======== Data for processing ========

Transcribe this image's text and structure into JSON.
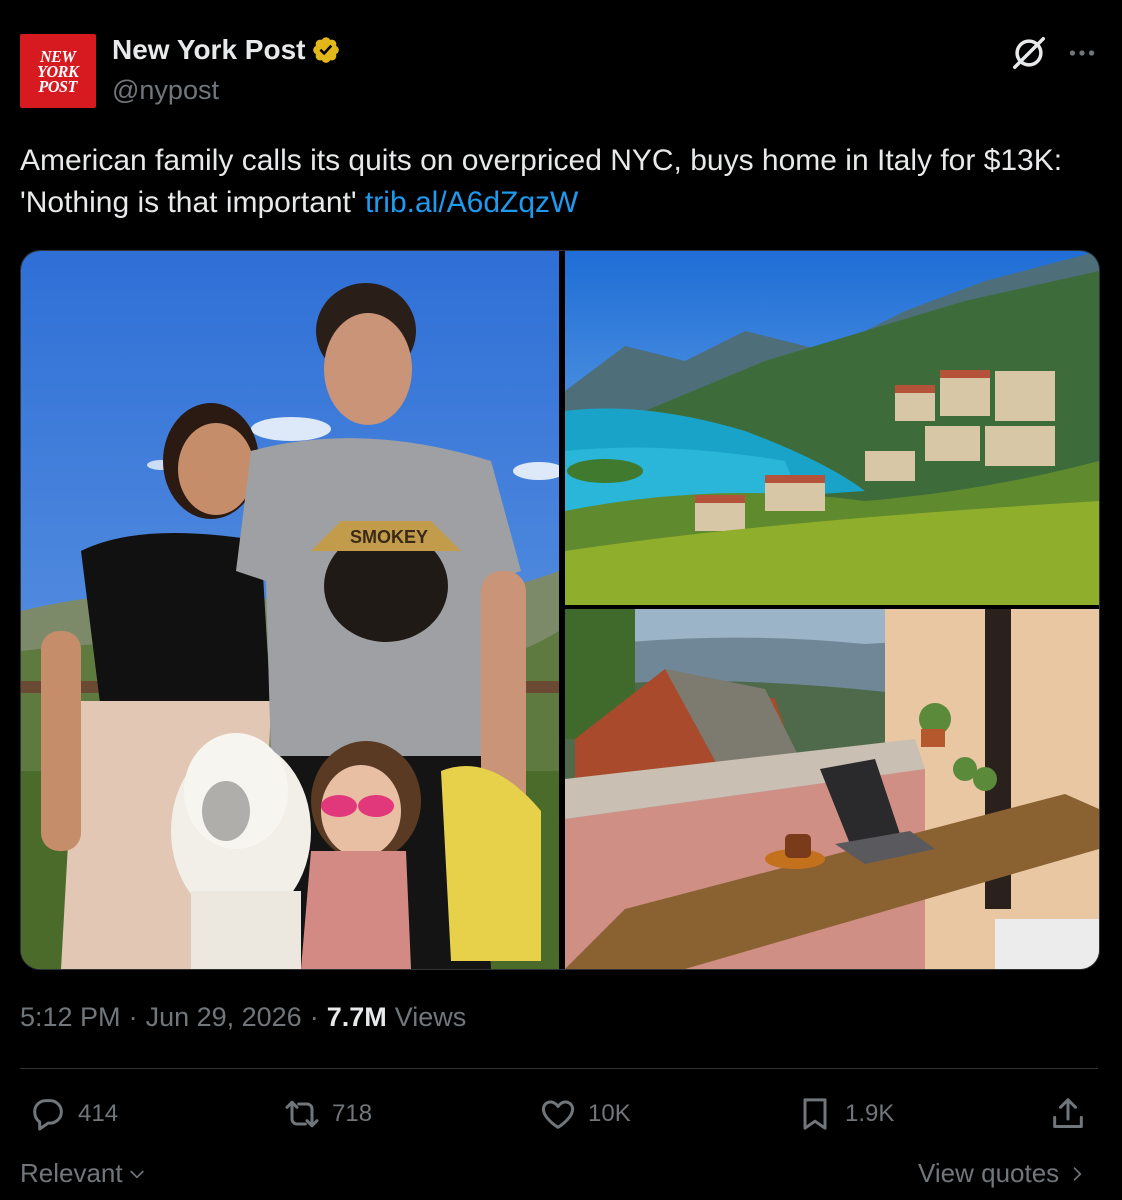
{
  "author": {
    "logo_text": "NEW\nYORK\nPOST",
    "name": "New York Post",
    "handle": "@nypost",
    "verified_badge_color": "#e2b719"
  },
  "header_icons": {
    "grok": "grok-icon",
    "more": "more-icon"
  },
  "tweet": {
    "text": "American family calls its quits on overpriced NYC, buys home in Italy for $13K: 'Nothing is that important' ",
    "link": "trib.al/A6dZqzW",
    "link_color": "#1d9bf0"
  },
  "media": {
    "shirt_text": "SMOKEY"
  },
  "meta": {
    "time": "5:12 PM",
    "separator": "·",
    "date": "Jun 29, 2026",
    "views_count": "7.7M",
    "views_label": "Views"
  },
  "actions": {
    "replies": "414",
    "reposts": "718",
    "likes": "10K",
    "bookmarks": "1.9K"
  },
  "footer": {
    "sort_label": "Relevant",
    "view_quotes": "View quotes"
  },
  "colors": {
    "background": "#000000",
    "text_primary": "#e7e9ea",
    "text_secondary": "#71767b",
    "accent": "#1d9bf0",
    "logo_red": "#d71920"
  }
}
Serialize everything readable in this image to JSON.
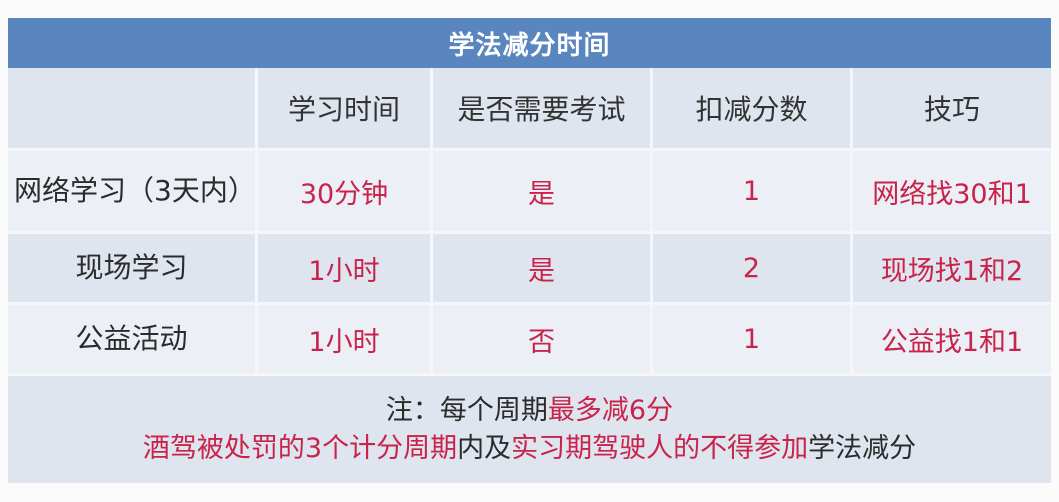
{
  "title": "学法减分时间",
  "headers": [
    "",
    "学习时间",
    "是否需要考试",
    "扣减分数",
    "技巧"
  ],
  "rows": [
    {
      "label": "网络学习（3天内）",
      "time": "30分钟",
      "exam": "是",
      "points": "1",
      "tip": "网络找30和1"
    },
    {
      "label": "现场学习",
      "time": "1小时",
      "exam": "是",
      "points": "2",
      "tip": "现场找1和2"
    },
    {
      "label": "公益活动",
      "time": "1小时",
      "exam": "否",
      "points": "1",
      "tip": "公益找1和1"
    }
  ],
  "note": {
    "line1_prefix": "注：每个周期",
    "line1_highlight": "最多减6分",
    "line2_part1": "酒驾被处罚的3个计分周期",
    "line2_part2": "内及",
    "line2_part3": "实习期驾驶人的不得参加",
    "line2_part4": "学法减分"
  },
  "colors": {
    "header_bar": "#5a86bf",
    "highlight_red": "#c8234a",
    "row_dark": "#dfe5ef",
    "row_light": "#eceff5"
  }
}
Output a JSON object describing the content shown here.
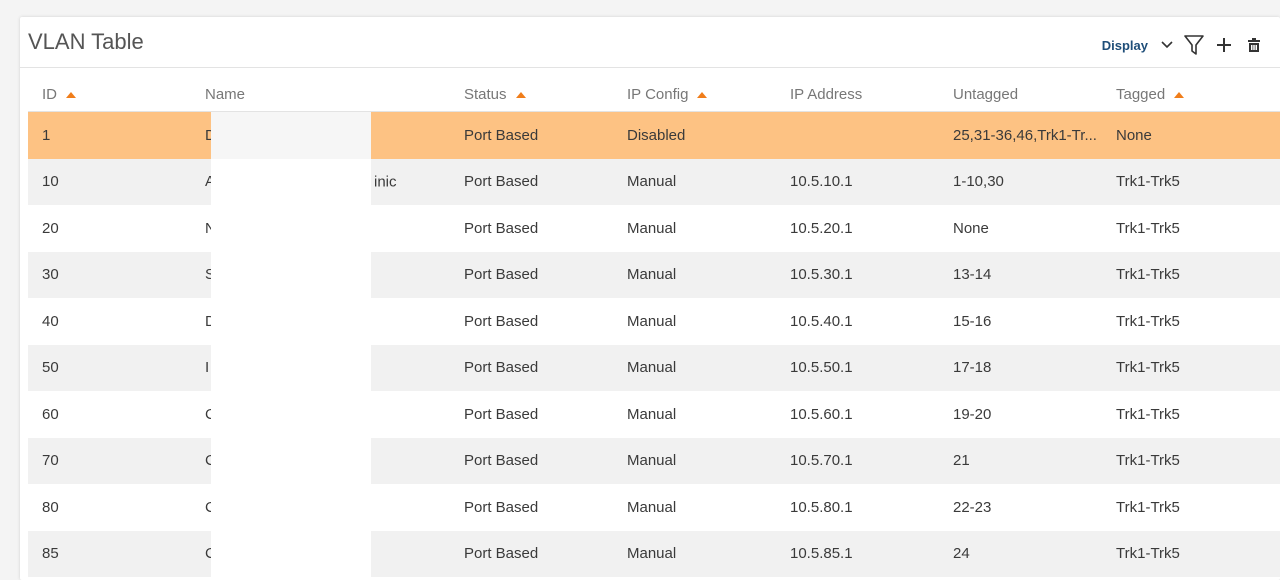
{
  "header": {
    "title": "VLAN Table",
    "display_label": "Display"
  },
  "toolbar_icons": [
    "chevron-down-icon",
    "filter-icon",
    "plus-icon",
    "trash-icon"
  ],
  "colors": {
    "accent": "#f07d1a",
    "selected_row": "#fdc283",
    "display_link": "#1f4e79"
  },
  "table": {
    "columns": [
      {
        "label": "ID",
        "sorted": true
      },
      {
        "label": "Name",
        "sorted": false
      },
      {
        "label": "Status",
        "sorted": true
      },
      {
        "label": "IP Config",
        "sorted": true
      },
      {
        "label": "IP Address",
        "sorted": false
      },
      {
        "label": "Untagged",
        "sorted": false
      },
      {
        "label": "Tagged",
        "sorted": true
      }
    ],
    "rows": [
      {
        "id": "1",
        "name": "D",
        "name_suffix": "",
        "status": "Port Based",
        "ip_config": "Disabled",
        "ip_address": "",
        "untagged": "25,31-36,46,Trk1-Tr...",
        "tagged": "None"
      },
      {
        "id": "10",
        "name": "A",
        "name_suffix": "inic",
        "status": "Port Based",
        "ip_config": "Manual",
        "ip_address": "10.5.10.1",
        "untagged": "1-10,30",
        "tagged": "Trk1-Trk5"
      },
      {
        "id": "20",
        "name": "N",
        "name_suffix": "",
        "status": "Port Based",
        "ip_config": "Manual",
        "ip_address": "10.5.20.1",
        "untagged": "None",
        "tagged": "Trk1-Trk5"
      },
      {
        "id": "30",
        "name": "S",
        "name_suffix": "",
        "status": "Port Based",
        "ip_config": "Manual",
        "ip_address": "10.5.30.1",
        "untagged": "13-14",
        "tagged": "Trk1-Trk5"
      },
      {
        "id": "40",
        "name": "D",
        "name_suffix": "",
        "status": "Port Based",
        "ip_config": "Manual",
        "ip_address": "10.5.40.1",
        "untagged": "15-16",
        "tagged": "Trk1-Trk5"
      },
      {
        "id": "50",
        "name": "I",
        "name_suffix": "",
        "status": "Port Based",
        "ip_config": "Manual",
        "ip_address": "10.5.50.1",
        "untagged": "17-18",
        "tagged": "Trk1-Trk5"
      },
      {
        "id": "60",
        "name": "C",
        "name_suffix": "",
        "status": "Port Based",
        "ip_config": "Manual",
        "ip_address": "10.5.60.1",
        "untagged": "19-20",
        "tagged": "Trk1-Trk5"
      },
      {
        "id": "70",
        "name": "C",
        "name_suffix": "",
        "status": "Port Based",
        "ip_config": "Manual",
        "ip_address": "10.5.70.1",
        "untagged": "21",
        "tagged": "Trk1-Trk5"
      },
      {
        "id": "80",
        "name": "C",
        "name_suffix": "",
        "status": "Port Based",
        "ip_config": "Manual",
        "ip_address": "10.5.80.1",
        "untagged": "22-23",
        "tagged": "Trk1-Trk5"
      },
      {
        "id": "85",
        "name": "C",
        "name_suffix": "",
        "status": "Port Based",
        "ip_config": "Manual",
        "ip_address": "10.5.85.1",
        "untagged": "24",
        "tagged": "Trk1-Trk5"
      }
    ]
  }
}
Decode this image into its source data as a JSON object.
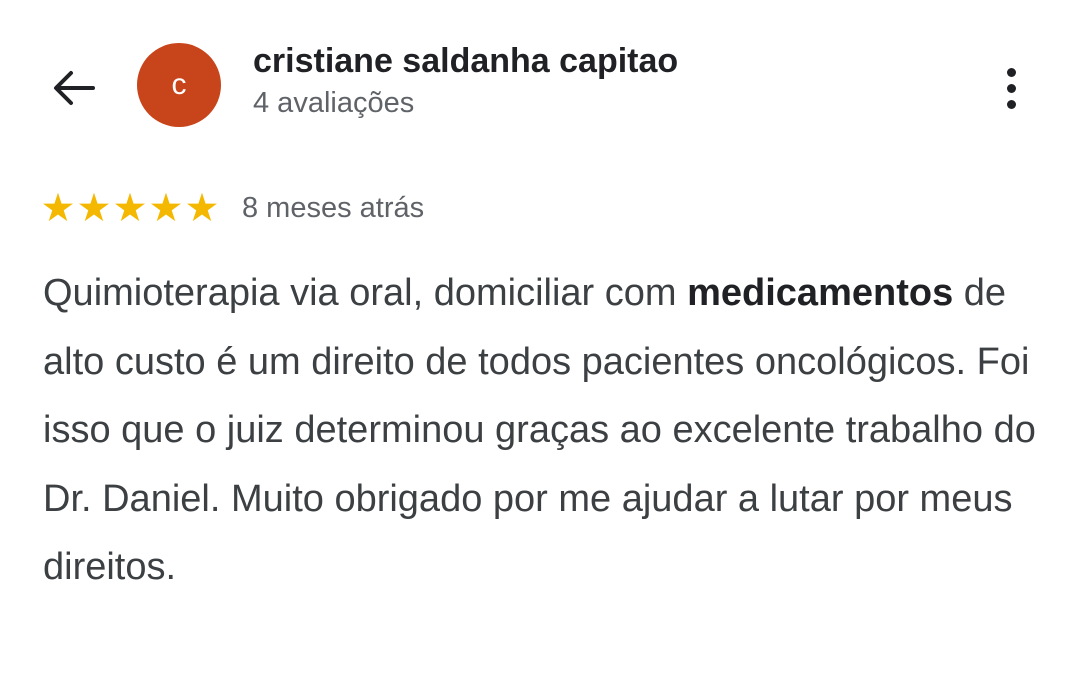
{
  "header": {
    "back_icon": "arrow-left-icon",
    "avatar_letter": "c",
    "avatar_color": "#c8441a",
    "author_name": "cristiane saldanha capitao",
    "review_count": "4 avaliações",
    "more_icon": "more-vertical-icon"
  },
  "rating": {
    "stars": 5,
    "max_stars": 5,
    "star_color": "#f5b800",
    "star_icon": "star-icon",
    "time": "8 meses atrás"
  },
  "review": {
    "text_before": "Quimioterapia via oral, domiciliar com ",
    "highlight": "medicamentos",
    "text_after": " de alto custo é um direito de todos pacientes oncológicos. Foi isso que o juiz determinou graças ao excelente trabalho do Dr. Daniel. Muito obrigado por me ajudar a lutar por meus direitos."
  }
}
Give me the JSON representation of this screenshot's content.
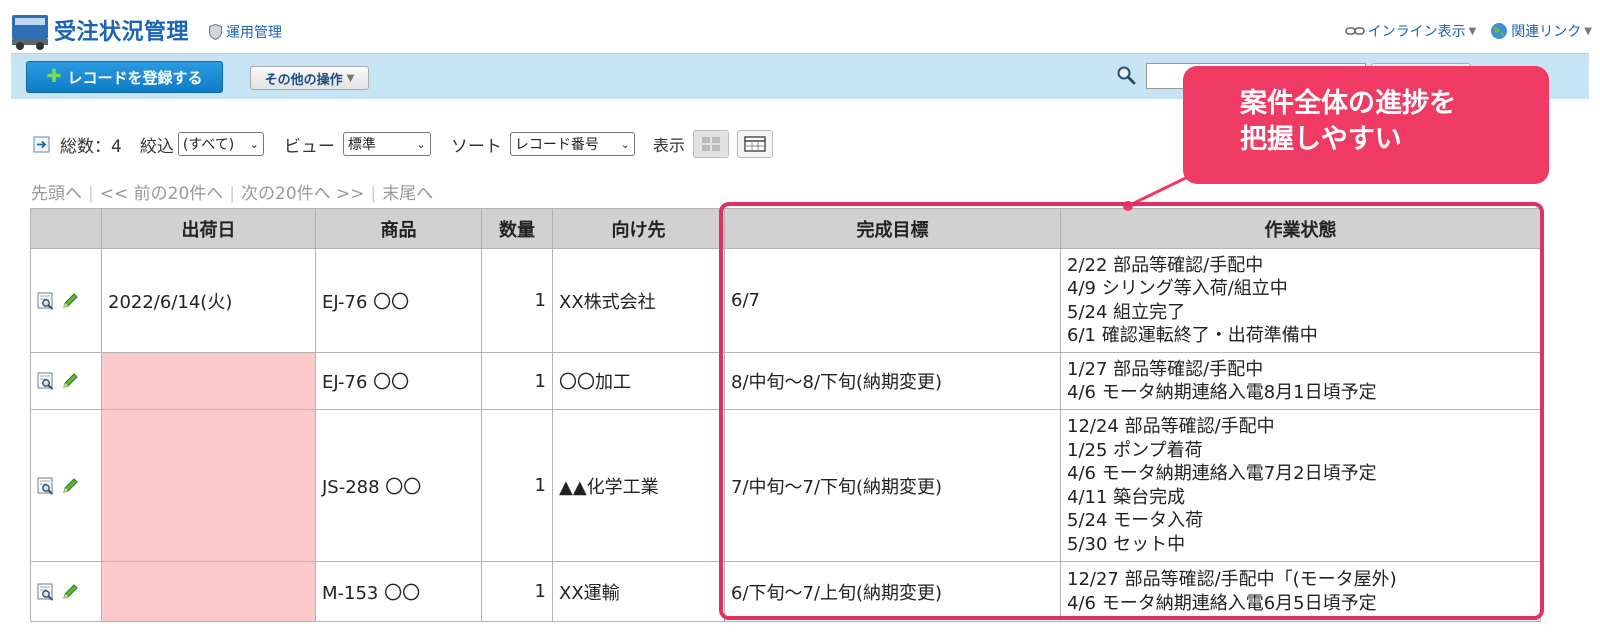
{
  "header": {
    "title": "受注状況管理",
    "admin_label": "運用管理",
    "inline_view": "インライン表示",
    "related_links": "関連リンク"
  },
  "toolbar": {
    "add_record": "レコードを登録する",
    "other_ops": "その他の操作"
  },
  "controls": {
    "total_label": "総数：4",
    "filter_label": "絞込",
    "filter_value": "(すべて)",
    "view_label": "ビュー",
    "view_value": "標準",
    "sort_label": "ソート",
    "sort_value": "レコード番号",
    "display_label": "表示"
  },
  "pager": {
    "first": "先頭へ",
    "prev": "<< 前の20件へ",
    "next": "次の20件へ >>",
    "last": "末尾へ"
  },
  "table": {
    "headers": {
      "ship_date": "出荷日",
      "product": "商品",
      "qty": "数量",
      "dest": "向け先",
      "target": "完成目標",
      "status": "作業状態"
    },
    "rows": [
      {
        "ship_date": "2022/6/14(火)",
        "product": "EJ-76 〇〇",
        "qty": "1",
        "dest": "XX株式会社",
        "target": "6/7",
        "status": [
          "2/22 部品等確認/手配中",
          "4/9 シリング等入荷/組立中",
          "5/24 組立完了",
          "6/1 確認運転終了・出荷準備中"
        ]
      },
      {
        "ship_date": "",
        "product": "EJ-76 〇〇",
        "qty": "1",
        "dest": "〇〇加工",
        "target": "8/中旬～8/下旬(納期変更)",
        "status": [
          "1/27 部品等確認/手配中",
          "4/6 モータ納期連絡入電8月1日頃予定"
        ]
      },
      {
        "ship_date": "",
        "product": "JS-288 〇〇",
        "qty": "1",
        "dest": "▲▲化学工業",
        "target": "7/中旬～7/下旬(納期変更)",
        "status": [
          "12/24 部品等確認/手配中",
          "1/25 ポンプ着荷",
          "4/6 モータ納期連絡入電7月2日頃予定",
          "4/11 築台完成",
          "5/24 モータ入荷",
          "5/30 セット中"
        ]
      },
      {
        "ship_date": "",
        "product": "M-153 〇〇",
        "qty": "1",
        "dest": "XX運輸",
        "target": "6/下旬～7/上旬(納期変更)",
        "status": [
          "12/27 部品等確認/手配中「(モータ屋外)",
          "4/6 モータ納期連絡入電6月5日頃予定"
        ]
      }
    ]
  },
  "callout": {
    "line1": "案件全体の進捗を",
    "line2": "把握しやすい"
  },
  "colors": {
    "accent": "#ef3b63",
    "title_blue": "#1a63b6",
    "toolbar_bg": "#c6e4f4",
    "empty_cell": "#fbc9ca"
  }
}
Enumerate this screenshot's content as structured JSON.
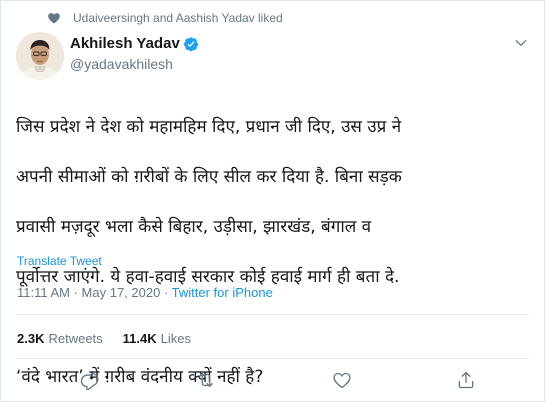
{
  "social_context": {
    "text": "Udaiveersingh and Aashish Yadav liked",
    "icon": "heart-icon"
  },
  "author": {
    "display_name": "Akhilesh Yadav",
    "handle": "@yadavakhilesh",
    "verified": true,
    "verified_icon": "verified-badge-icon"
  },
  "tweet": {
    "lines": [
      "जिस प्रदेश ने देश को महामहिम दिए, प्रधान जी दिए, उस उप्र ने",
      "अपनी सीमाओं को ग़रीबों के लिए सील कर दिया है. बिना सड़क",
      "प्रवासी मज़दूर भला कैसे बिहार, उड़ीसा, झारखंड, बंगाल व",
      "पूर्वोत्तर जाएंगे. ये हवा-हवाई सरकार कोई हवाई मार्ग ही बता दे.",
      "",
      "‘वंदे भारत’ में ग़रीब वंदनीय क्यों नहीं है?"
    ],
    "translate_label": "Translate Tweet",
    "time": "11:11 AM · May 17, 2020 ·",
    "source": "Twitter for iPhone"
  },
  "stats": {
    "retweets_count": "2.3K",
    "retweets_label": "Retweets",
    "likes_count": "11.4K",
    "likes_label": "Likes"
  },
  "actions": [
    "reply-icon",
    "retweet-icon",
    "like-icon",
    "share-icon"
  ],
  "colors": {
    "text": "#14171a",
    "muted": "#657786",
    "link": "#1b95e0",
    "divider": "#e6ecf0"
  }
}
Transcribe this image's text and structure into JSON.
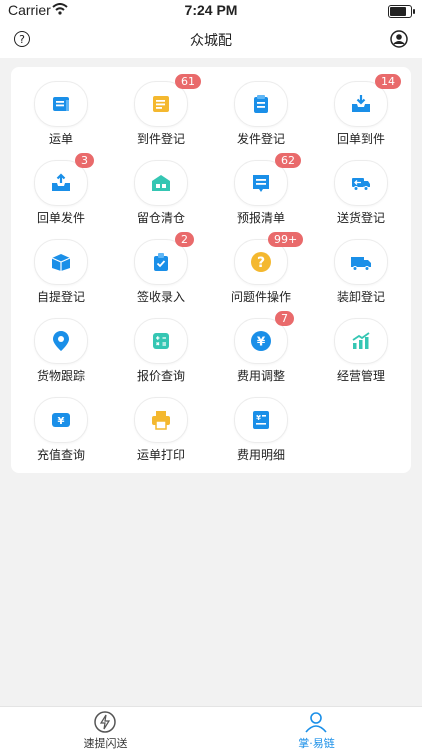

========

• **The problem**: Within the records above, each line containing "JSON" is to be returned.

• **Expected output**:
Transcribe this image's text and structure into JSON.
Serialize everything readable in this image to JSON.
Output a JSON object describing the content shown here.
Decode this image into its source data as a JSON object.
Give me the JSON representation of this screenshot's content.
Enumerate this screenshot's content as structured JSON.
Transcribe this image's text and structure into JSON.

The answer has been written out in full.